PROVIDED DATA:
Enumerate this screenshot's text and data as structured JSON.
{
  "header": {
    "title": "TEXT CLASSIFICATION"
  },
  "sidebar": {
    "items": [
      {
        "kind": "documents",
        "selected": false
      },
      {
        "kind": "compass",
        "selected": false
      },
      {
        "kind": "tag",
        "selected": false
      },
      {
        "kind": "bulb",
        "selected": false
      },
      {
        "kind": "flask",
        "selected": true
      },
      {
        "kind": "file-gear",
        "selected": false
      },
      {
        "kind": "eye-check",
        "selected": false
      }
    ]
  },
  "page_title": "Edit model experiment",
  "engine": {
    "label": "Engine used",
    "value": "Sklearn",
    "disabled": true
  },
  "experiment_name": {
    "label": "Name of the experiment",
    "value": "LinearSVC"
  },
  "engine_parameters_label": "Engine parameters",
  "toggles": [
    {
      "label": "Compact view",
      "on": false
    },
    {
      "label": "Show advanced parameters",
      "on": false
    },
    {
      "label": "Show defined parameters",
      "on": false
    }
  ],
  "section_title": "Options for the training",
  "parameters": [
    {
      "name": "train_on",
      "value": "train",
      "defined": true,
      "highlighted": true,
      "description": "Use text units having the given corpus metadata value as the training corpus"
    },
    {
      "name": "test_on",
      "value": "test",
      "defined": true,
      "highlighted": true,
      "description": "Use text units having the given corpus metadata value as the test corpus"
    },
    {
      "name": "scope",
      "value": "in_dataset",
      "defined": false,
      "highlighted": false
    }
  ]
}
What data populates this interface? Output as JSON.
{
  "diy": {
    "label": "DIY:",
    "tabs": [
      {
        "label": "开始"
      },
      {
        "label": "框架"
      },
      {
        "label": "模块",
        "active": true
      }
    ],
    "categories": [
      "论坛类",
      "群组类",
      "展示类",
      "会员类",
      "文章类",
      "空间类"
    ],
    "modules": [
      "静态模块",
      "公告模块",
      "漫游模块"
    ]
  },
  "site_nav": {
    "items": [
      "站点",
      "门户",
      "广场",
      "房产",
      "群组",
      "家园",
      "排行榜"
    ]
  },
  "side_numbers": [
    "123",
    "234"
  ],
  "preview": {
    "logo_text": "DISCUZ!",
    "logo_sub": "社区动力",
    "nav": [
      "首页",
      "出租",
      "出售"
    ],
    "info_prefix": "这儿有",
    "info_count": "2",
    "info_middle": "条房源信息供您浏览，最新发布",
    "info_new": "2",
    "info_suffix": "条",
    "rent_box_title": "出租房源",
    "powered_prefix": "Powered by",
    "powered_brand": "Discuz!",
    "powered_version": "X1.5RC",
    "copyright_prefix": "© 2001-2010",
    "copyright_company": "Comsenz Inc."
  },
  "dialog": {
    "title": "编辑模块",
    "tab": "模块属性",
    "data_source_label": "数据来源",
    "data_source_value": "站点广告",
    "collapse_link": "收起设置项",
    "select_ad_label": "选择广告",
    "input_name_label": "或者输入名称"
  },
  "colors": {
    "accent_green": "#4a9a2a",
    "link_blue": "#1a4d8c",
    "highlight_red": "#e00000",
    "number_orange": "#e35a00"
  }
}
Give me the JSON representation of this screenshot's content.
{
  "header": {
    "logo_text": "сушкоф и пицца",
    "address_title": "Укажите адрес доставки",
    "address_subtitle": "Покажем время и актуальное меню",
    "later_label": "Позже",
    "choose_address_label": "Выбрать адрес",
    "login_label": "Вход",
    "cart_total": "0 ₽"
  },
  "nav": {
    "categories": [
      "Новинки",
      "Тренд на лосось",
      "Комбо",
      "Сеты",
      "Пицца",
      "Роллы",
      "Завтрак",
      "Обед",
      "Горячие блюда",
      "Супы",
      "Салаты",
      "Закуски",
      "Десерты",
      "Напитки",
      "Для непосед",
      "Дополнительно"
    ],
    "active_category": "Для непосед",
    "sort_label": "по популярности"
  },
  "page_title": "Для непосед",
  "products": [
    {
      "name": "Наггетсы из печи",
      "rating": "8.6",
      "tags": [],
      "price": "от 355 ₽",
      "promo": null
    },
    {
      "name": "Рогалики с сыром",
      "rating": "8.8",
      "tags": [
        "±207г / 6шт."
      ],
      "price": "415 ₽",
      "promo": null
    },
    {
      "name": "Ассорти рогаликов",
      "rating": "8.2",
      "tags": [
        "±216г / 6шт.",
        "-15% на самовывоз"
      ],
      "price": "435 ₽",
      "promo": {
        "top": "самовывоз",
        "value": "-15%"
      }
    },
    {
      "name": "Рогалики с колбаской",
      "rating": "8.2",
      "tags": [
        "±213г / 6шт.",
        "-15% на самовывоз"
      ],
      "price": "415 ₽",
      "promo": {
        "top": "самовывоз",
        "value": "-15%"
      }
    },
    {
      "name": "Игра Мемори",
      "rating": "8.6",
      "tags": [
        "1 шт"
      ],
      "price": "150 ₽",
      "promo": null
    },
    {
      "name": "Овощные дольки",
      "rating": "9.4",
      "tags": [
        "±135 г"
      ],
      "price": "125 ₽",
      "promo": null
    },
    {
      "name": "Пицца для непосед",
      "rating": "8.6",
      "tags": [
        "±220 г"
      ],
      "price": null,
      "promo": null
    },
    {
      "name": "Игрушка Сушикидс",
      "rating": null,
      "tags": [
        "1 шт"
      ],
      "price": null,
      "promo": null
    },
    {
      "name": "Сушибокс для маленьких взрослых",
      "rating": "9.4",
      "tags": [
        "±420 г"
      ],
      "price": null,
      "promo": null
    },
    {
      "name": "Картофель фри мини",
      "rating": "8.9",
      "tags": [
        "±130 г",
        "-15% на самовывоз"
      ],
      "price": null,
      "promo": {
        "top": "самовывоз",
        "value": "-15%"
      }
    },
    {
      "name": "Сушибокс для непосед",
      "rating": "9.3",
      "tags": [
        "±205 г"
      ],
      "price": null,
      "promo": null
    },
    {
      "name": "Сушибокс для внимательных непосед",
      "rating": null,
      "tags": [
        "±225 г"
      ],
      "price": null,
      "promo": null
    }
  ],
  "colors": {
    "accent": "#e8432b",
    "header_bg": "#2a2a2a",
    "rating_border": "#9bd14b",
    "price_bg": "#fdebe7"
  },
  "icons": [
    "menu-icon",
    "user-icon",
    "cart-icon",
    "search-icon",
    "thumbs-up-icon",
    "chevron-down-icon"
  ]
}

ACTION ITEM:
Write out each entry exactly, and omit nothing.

TASK ANSWER:
Enumerate this screenshot's text and data as structured JSON.
{
  "header": {
    "title": "TEXT CLASSIFICATION"
  },
  "sidebar": {
    "items": [
      {
        "kind": "documents",
        "selected": false
      },
      {
        "kind": "compass",
        "selected": false
      },
      {
        "kind": "tag",
        "selected": false
      },
      {
        "kind": "bulb",
        "selected": false
      },
      {
        "kind": "flask",
        "selected": true
      },
      {
        "kind": "file-gear",
        "selected": false
      },
      {
        "kind": "eye-check",
        "selected": false
      }
    ]
  },
  "page_title": "Edit model experiment",
  "engine": {
    "label": "Engine used",
    "value": "Sklearn",
    "disabled": true
  },
  "experiment_name": {
    "label": "Name of the experiment",
    "value": "LinearSVC"
  },
  "engine_parameters_label": "Engine parameters",
  "toggles": [
    {
      "label": "Compact view",
      "on": false
    },
    {
      "label": "Show advanced parameters",
      "on": false
    },
    {
      "label": "Show defined parameters",
      "on": false
    }
  ],
  "section_title": "Options for the training",
  "parameters": [
    {
      "name": "train_on",
      "value": "train",
      "defined": true,
      "highlighted": true,
      "description": "Use text units having the given corpus metadata value as the training corpus"
    },
    {
      "name": "test_on",
      "value": "test",
      "defined": true,
      "highlighted": true,
      "description": "Use text units having the given corpus metadata value as the test corpus"
    },
    {
      "name": "scope",
      "value": "in_dataset",
      "defined": false,
      "highlighted": false
    }
  ]
}
What data populates this interface? Output as JSON.
{
  "diy": {
    "label": "DIY:",
    "tabs": [
      {
        "label": "开始"
      },
      {
        "label": "框架"
      },
      {
        "label": "模块",
        "active": true
      }
    ],
    "categories": [
      "论坛类",
      "群组类",
      "展示类",
      "会员类",
      "文章类",
      "空间类"
    ],
    "modules": [
      "静态模块",
      "公告模块",
      "漫游模块"
    ]
  },
  "site_nav": {
    "items": [
      "站点",
      "门户",
      "广场",
      "房产",
      "群组",
      "家园",
      "排行榜"
    ]
  },
  "side_numbers": [
    "123",
    "234"
  ],
  "preview": {
    "logo_text": "DISCUZ!",
    "logo_sub": "社区动力",
    "nav": [
      "首页",
      "出租",
      "出售"
    ],
    "info_prefix": "这儿有",
    "info_count": "2",
    "info_middle": "条房源信息供您浏览，最新发布",
    "info_new": "2",
    "info_suffix": "条",
    "rent_box_title": "出租房源",
    "powered_prefix": "Powered by",
    "powered_brand": "Discuz!",
    "powered_version": "X1.5RC",
    "copyright_prefix": "© 2001-2010",
    "copyright_company": "Comsenz Inc."
  },
  "dialog": {
    "title": "编辑模块",
    "tab": "模块属性",
    "data_source_label": "数据来源",
    "data_source_value": "站点广告",
    "collapse_link": "收起设置项",
    "select_ad_label": "选择广告",
    "input_name_label": "或者输入名称"
  },
  "colors": {
    "accent_green": "#4a9a2a",
    "link_blue": "#1a4d8c",
    "highlight_red": "#e00000",
    "number_orange": "#e35a00"
  }
}
Give me the JSON representation of this screenshot's content.
{
  "header": {
    "logo_text": "сушкоф и пицца",
    "address_title": "Укажите адрес доставки",
    "address_subtitle": "Покажем время и актуальное меню",
    "later_label": "Позже",
    "choose_address_label": "Выбрать адрес",
    "login_label": "Вход",
    "cart_total": "0 ₽"
  },
  "nav": {
    "categories": [
      "Новинки",
      "Тренд на лосось",
      "Комбо",
      "Сеты",
      "Пицца",
      "Роллы",
      "Завтрак",
      "Обед",
      "Горячие блюда",
      "Супы",
      "Салаты",
      "Закуски",
      "Десерты",
      "Напитки",
      "Для непосед",
      "Дополнительно"
    ],
    "active_category": "Для непосед",
    "sort_label": "по популярности"
  },
  "page_title": "Для непосед",
  "products": [
    {
      "name": "Наггетсы из печи",
      "rating": "8.6",
      "tags": [],
      "price": "от 355 ₽",
      "promo": null
    },
    {
      "name": "Рогалики с сыром",
      "rating": "8.8",
      "tags": [
        "±207г / 6шт."
      ],
      "price": "415 ₽",
      "promo": null
    },
    {
      "name": "Ассорти рогаликов",
      "rating": "8.2",
      "tags": [
        "±216г / 6шт.",
        "-15% на самовывоз"
      ],
      "price": "435 ₽",
      "promo": {
        "top": "самовывоз",
        "value": "-15%"
      }
    },
    {
      "name": "Рогалики с колбаской",
      "rating": "8.2",
      "tags": [
        "±213г / 6шт.",
        "-15% на самовывоз"
      ],
      "price": "415 ₽",
      "promo": {
        "top": "самовывоз",
        "value": "-15%"
      }
    },
    {
      "name": "Игра Мемори",
      "rating": "8.6",
      "tags": [
        "1 шт"
      ],
      "price": "150 ₽",
      "promo": null
    },
    {
      "name": "Овощные дольки",
      "rating": "9.4",
      "tags": [
        "±135 г"
      ],
      "price": "125 ₽",
      "promo": null
    },
    {
      "name": "Пицца для непосед",
      "rating": "8.6",
      "tags": [
        "±220 г"
      ],
      "price": null,
      "promo": null
    },
    {
      "name": "Игрушка Сушикидс",
      "rating": null,
      "tags": [
        "1 шт"
      ],
      "price": null,
      "promo": null
    },
    {
      "name": "Сушибокс для маленьких взрослых",
      "rating": "9.4",
      "tags": [
        "±420 г"
      ],
      "price": null,
      "promo": null
    },
    {
      "name": "Картофель фри мини",
      "rating": "8.9",
      "tags": [
        "±130 г",
        "-15% на самовывоз"
      ],
      "price": null,
      "promo": {
        "top": "самовывоз",
        "value": "-15%"
      }
    },
    {
      "name": "Сушибокс для непосед",
      "rating": "9.3",
      "tags": [
        "±205 г"
      ],
      "price": null,
      "promo": null
    },
    {
      "name": "Сушибокс для внимательных непосед",
      "rating": null,
      "tags": [
        "±225 г"
      ],
      "price": null,
      "promo": null
    }
  ],
  "colors": {
    "accent": "#e8432b",
    "header_bg": "#2a2a2a",
    "rating_border": "#9bd14b",
    "price_bg": "#fdebe7"
  },
  "icons": [
    "menu-icon",
    "user-icon",
    "cart-icon",
    "search-icon",
    "thumbs-up-icon",
    "chevron-down-icon"
  ]
}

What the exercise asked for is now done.